=== THE TASK ===
Each record must be written out again exactly. Skip any picture it contains.

Data records for software interfaces:
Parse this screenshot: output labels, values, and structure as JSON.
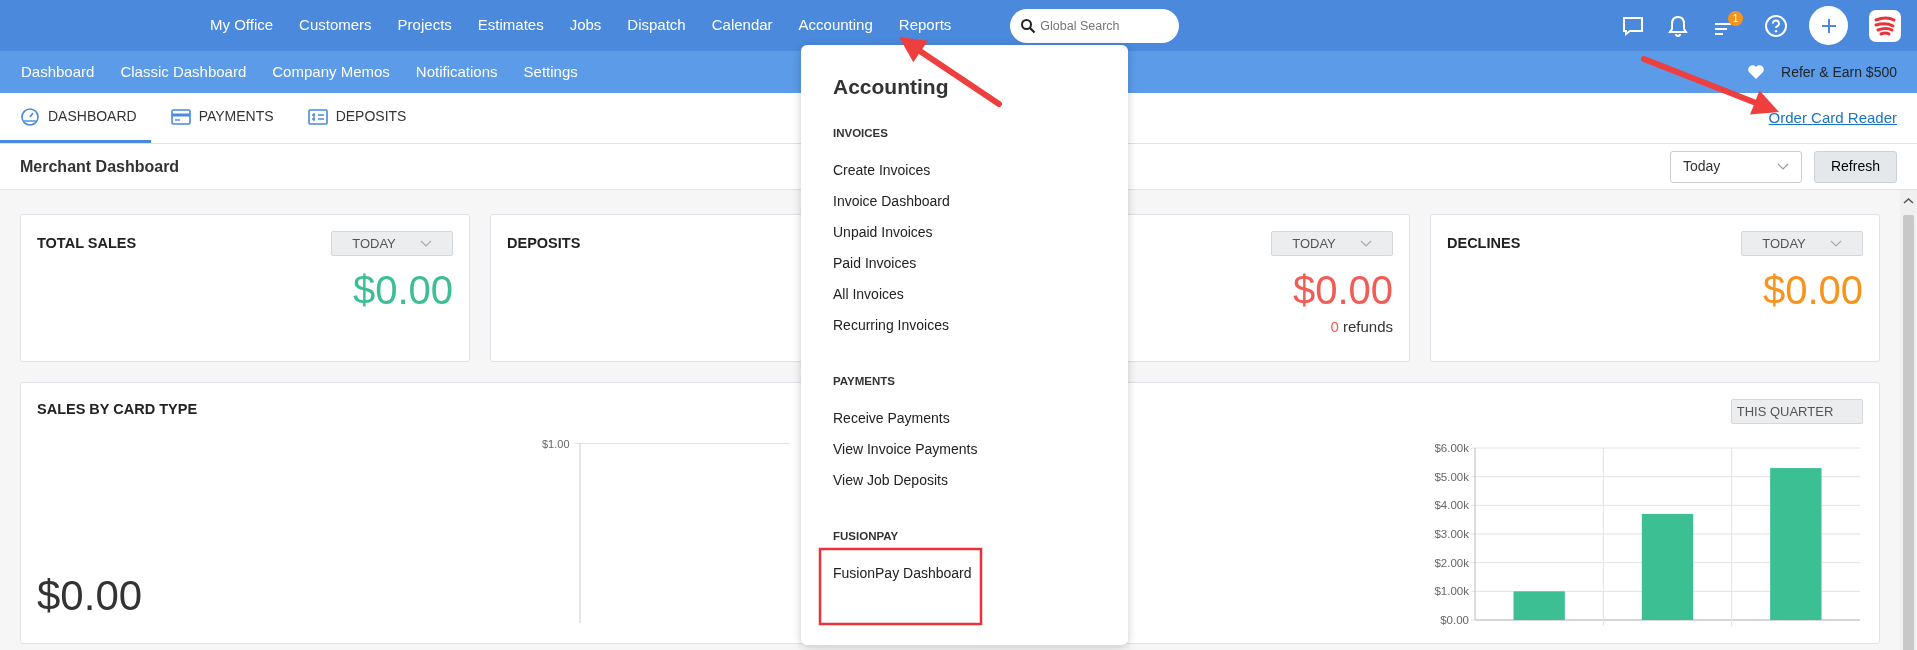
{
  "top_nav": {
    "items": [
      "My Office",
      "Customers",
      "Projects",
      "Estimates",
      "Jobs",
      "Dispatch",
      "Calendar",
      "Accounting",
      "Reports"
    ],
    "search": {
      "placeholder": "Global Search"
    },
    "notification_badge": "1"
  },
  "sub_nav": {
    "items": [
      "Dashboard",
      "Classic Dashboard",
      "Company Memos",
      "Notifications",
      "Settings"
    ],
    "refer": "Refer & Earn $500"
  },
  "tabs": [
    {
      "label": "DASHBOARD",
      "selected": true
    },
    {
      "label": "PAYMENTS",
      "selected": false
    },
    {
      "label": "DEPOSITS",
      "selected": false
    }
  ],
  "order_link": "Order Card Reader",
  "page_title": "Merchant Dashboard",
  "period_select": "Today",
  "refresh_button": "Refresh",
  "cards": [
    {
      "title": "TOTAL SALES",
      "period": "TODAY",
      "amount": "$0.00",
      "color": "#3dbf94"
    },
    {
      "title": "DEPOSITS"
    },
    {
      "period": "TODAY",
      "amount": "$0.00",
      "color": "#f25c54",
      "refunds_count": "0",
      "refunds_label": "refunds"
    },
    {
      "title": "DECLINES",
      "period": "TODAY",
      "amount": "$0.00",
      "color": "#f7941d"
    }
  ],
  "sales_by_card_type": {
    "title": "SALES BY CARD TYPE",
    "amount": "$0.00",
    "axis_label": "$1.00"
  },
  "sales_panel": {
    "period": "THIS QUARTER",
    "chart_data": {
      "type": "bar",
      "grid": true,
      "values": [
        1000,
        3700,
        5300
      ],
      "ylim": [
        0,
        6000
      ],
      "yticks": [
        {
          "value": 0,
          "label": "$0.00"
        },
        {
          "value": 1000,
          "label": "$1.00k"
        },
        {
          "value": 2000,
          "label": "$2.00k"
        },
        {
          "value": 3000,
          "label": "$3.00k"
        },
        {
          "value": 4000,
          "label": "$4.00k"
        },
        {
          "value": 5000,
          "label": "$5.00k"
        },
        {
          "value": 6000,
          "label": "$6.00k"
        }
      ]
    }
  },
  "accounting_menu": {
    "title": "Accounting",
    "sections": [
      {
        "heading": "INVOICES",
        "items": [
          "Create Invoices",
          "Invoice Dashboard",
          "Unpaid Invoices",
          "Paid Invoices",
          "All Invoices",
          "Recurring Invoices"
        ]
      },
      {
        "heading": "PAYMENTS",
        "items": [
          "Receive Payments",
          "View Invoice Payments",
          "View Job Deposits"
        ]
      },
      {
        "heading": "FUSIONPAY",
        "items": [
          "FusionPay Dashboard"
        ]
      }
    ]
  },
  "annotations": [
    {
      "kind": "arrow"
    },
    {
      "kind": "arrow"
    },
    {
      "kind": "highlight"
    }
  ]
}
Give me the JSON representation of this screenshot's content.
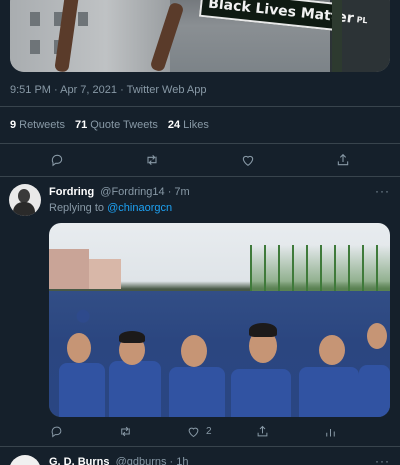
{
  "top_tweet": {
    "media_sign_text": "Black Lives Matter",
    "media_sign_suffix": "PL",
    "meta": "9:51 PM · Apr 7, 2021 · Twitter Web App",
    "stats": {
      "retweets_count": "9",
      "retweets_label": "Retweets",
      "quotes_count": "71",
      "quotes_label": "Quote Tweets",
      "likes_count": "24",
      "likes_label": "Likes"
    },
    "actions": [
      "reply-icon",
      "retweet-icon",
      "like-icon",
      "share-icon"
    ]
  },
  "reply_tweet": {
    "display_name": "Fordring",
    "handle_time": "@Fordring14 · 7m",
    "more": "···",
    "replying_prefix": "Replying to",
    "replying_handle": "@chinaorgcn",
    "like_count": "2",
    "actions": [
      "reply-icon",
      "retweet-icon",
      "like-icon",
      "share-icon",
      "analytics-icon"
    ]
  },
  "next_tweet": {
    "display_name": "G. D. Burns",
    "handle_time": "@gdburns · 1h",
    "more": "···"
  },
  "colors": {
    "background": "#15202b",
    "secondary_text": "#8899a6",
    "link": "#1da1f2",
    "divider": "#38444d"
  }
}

=== ANSWER TO THIS TASK ===
Parse this screenshot: output labels, values, and structure as JSON.
{
  "top_nav": {
    "items": [
      "My Office",
      "Customers",
      "Projects",
      "Estimates",
      "Jobs",
      "Dispatch",
      "Calendar",
      "Accounting",
      "Reports"
    ],
    "search": {
      "placeholder": "Global Search"
    },
    "notification_badge": "1"
  },
  "sub_nav": {
    "items": [
      "Dashboard",
      "Classic Dashboard",
      "Company Memos",
      "Notifications",
      "Settings"
    ],
    "refer": "Refer & Earn $500"
  },
  "tabs": [
    {
      "label": "DASHBOARD",
      "selected": true
    },
    {
      "label": "PAYMENTS",
      "selected": false
    },
    {
      "label": "DEPOSITS",
      "selected": false
    }
  ],
  "order_link": "Order Card Reader",
  "page_title": "Merchant Dashboard",
  "period_select": "Today",
  "refresh_button": "Refresh",
  "cards": [
    {
      "title": "TOTAL SALES",
      "period": "TODAY",
      "amount": "$0.00",
      "color": "#3dbf94"
    },
    {
      "title": "DEPOSITS"
    },
    {
      "period": "TODAY",
      "amount": "$0.00",
      "color": "#f25c54",
      "refunds_count": "0",
      "refunds_label": "refunds"
    },
    {
      "title": "DECLINES",
      "period": "TODAY",
      "amount": "$0.00",
      "color": "#f7941d"
    }
  ],
  "sales_by_card_type": {
    "title": "SALES BY CARD TYPE",
    "amount": "$0.00",
    "axis_label": "$1.00"
  },
  "sales_panel": {
    "period": "THIS QUARTER",
    "chart_data": {
      "type": "bar",
      "grid": true,
      "values": [
        1000,
        3700,
        5300
      ],
      "ylim": [
        0,
        6000
      ],
      "yticks": [
        {
          "value": 0,
          "label": "$0.00"
        },
        {
          "value": 1000,
          "label": "$1.00k"
        },
        {
          "value": 2000,
          "label": "$2.00k"
        },
        {
          "value": 3000,
          "label": "$3.00k"
        },
        {
          "value": 4000,
          "label": "$4.00k"
        },
        {
          "value": 5000,
          "label": "$5.00k"
        },
        {
          "value": 6000,
          "label": "$6.00k"
        }
      ]
    }
  },
  "accounting_menu": {
    "title": "Accounting",
    "sections": [
      {
        "heading": "INVOICES",
        "items": [
          "Create Invoices",
          "Invoice Dashboard",
          "Unpaid Invoices",
          "Paid Invoices",
          "All Invoices",
          "Recurring Invoices"
        ]
      },
      {
        "heading": "PAYMENTS",
        "items": [
          "Receive Payments",
          "View Invoice Payments",
          "View Job Deposits"
        ]
      },
      {
        "heading": "FUSIONPAY",
        "items": [
          "FusionPay Dashboard"
        ]
      }
    ]
  },
  "annotations": [
    {
      "kind": "arrow"
    },
    {
      "kind": "arrow"
    },
    {
      "kind": "highlight"
    }
  ]
}
Give me the JSON representation of this screenshot's content.
{
  "top_tweet": {
    "media_sign_text": "Black Lives Matter",
    "media_sign_suffix": "PL",
    "meta": "9:51 PM · Apr 7, 2021 · Twitter Web App",
    "stats": {
      "retweets_count": "9",
      "retweets_label": "Retweets",
      "quotes_count": "71",
      "quotes_label": "Quote Tweets",
      "likes_count": "24",
      "likes_label": "Likes"
    },
    "actions": [
      "reply-icon",
      "retweet-icon",
      "like-icon",
      "share-icon"
    ]
  },
  "reply_tweet": {
    "display_name": "Fordring",
    "handle_time": "@Fordring14 · 7m",
    "more": "···",
    "replying_prefix": "Replying to",
    "replying_handle": "@chinaorgcn",
    "like_count": "2",
    "actions": [
      "reply-icon",
      "retweet-icon",
      "like-icon",
      "share-icon",
      "analytics-icon"
    ]
  },
  "next_tweet": {
    "display_name": "G. D. Burns",
    "handle_time": "@gdburns · 1h",
    "more": "···"
  },
  "colors": {
    "background": "#15202b",
    "secondary_text": "#8899a6",
    "link": "#1da1f2",
    "divider": "#38444d"
  }
}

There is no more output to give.